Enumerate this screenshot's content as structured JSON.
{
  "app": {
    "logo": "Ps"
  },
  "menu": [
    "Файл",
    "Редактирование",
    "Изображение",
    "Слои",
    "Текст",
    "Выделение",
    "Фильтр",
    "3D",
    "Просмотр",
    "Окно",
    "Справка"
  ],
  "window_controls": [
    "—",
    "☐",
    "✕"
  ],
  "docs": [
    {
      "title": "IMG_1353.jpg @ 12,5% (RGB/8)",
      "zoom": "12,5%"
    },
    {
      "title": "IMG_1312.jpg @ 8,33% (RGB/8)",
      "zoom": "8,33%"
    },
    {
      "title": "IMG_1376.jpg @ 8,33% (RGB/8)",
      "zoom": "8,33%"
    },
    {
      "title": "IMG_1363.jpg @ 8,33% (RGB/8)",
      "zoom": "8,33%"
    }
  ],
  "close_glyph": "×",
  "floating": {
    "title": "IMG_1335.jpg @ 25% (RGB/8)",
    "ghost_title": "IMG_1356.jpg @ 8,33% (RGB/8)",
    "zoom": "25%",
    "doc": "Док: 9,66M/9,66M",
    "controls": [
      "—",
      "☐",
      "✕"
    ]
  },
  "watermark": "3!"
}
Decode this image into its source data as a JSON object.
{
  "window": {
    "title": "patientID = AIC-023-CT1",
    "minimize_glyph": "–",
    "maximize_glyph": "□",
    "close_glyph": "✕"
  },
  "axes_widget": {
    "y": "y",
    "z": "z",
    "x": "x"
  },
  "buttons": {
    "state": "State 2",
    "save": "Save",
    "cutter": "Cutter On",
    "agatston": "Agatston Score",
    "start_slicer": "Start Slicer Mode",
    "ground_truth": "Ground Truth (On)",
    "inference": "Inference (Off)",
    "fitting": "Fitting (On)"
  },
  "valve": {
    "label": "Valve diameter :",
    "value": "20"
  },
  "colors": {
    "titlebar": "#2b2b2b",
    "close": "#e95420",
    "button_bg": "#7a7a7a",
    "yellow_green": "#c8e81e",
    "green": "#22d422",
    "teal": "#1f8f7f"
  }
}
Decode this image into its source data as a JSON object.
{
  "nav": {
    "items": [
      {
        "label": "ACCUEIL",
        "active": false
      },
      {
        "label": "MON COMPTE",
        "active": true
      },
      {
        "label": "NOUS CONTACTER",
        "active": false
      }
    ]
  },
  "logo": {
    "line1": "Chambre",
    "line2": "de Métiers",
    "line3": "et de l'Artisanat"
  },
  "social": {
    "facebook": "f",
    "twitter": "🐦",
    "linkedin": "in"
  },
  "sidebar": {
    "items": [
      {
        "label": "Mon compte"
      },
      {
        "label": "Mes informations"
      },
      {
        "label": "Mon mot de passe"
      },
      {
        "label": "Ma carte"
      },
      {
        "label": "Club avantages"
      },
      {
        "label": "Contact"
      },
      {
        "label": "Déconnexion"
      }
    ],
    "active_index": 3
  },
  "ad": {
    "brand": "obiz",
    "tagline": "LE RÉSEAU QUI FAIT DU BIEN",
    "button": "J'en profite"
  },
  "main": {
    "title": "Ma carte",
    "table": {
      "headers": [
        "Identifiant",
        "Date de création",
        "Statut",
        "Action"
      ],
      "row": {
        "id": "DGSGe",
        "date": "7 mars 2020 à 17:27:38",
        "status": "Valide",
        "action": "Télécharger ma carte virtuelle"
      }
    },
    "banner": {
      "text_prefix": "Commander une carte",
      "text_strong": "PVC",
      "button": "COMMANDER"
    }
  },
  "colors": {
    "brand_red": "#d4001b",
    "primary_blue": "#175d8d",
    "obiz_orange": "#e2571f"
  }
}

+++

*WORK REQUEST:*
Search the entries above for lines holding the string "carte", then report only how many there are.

*ANSWER:*
4